[L. navigatio, fr. navigo, to guide a ship, fr. navis, ship, + ago, to lead]
Farlex Partner Medical Dictionary © Farlex 2012
navigation(năv″ĭ-gā′shŭn) [L. navigatio, voyage]
1. Determining, calculating, and guiding an action in which an object, e.g., a catheter or a surgical instrument, is directed to a particular anatomic position, typically with radiological guidance..
2. The ability to direct one's movements through space, i.e., through both familiar and new environments.
Medical Dictionary, © 2009 Farlex and Partners
orientationa process of direction-finding. Many animals are capable of navigation particularly those performing long MIGRATIONS. Birds are now known to find their way home (see HOMING).by means of the sun and stars, in addition to landmarks. Bees, and other ARTHROPODS, use the pattern of polarized light in the sky (from which they deduce the direction of the sun) and other organisms may use chemical gradients to trace a route. For example, salmon find their specific river for breeding purposes by following a scent in from the sea.

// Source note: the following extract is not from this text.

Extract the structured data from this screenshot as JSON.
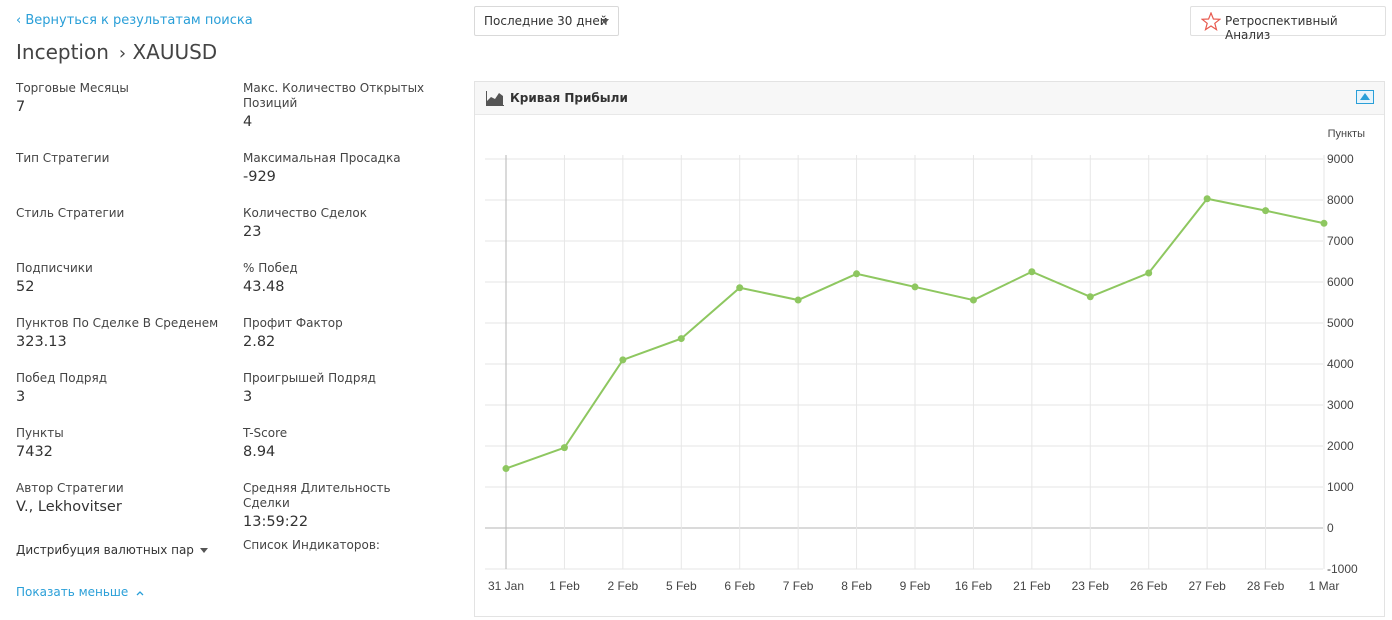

Collins Dictionary of Biology, 3rd ed. © W. G. Hale, V. A. Saunders, J. P. Margham 2005